### EXERCISE DETAILS
Collect each line of the entries that holds the string "username".

==================================================

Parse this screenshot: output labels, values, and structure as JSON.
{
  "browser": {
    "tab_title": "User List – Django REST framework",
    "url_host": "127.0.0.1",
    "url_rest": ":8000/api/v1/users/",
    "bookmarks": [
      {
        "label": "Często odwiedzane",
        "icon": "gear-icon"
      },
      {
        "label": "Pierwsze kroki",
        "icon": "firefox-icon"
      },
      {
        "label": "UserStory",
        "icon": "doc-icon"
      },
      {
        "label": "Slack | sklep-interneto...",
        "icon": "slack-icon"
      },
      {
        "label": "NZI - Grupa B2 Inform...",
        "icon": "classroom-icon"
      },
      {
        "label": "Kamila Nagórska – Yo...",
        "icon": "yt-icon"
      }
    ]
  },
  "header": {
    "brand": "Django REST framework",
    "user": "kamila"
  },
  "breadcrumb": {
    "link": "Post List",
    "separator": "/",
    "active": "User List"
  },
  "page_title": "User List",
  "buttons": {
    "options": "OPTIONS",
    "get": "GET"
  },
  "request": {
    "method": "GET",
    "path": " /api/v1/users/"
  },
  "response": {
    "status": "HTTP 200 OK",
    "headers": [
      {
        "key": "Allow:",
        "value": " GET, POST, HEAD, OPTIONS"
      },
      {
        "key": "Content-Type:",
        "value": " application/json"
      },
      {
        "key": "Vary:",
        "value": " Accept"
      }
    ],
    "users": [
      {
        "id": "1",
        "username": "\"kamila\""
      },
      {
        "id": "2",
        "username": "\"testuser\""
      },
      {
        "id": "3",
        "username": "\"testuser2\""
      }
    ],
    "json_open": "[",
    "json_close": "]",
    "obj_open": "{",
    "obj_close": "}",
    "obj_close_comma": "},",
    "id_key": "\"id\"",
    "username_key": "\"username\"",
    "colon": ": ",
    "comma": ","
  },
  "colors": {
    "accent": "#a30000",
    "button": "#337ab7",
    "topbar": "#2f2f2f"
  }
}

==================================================

### SOLUTION TO THIS EXERCISE
        "username": "\"kamila\""
        "username": "\"testuser\""
        "username": "\"testuser2\""
    "username_key": "\"username\"",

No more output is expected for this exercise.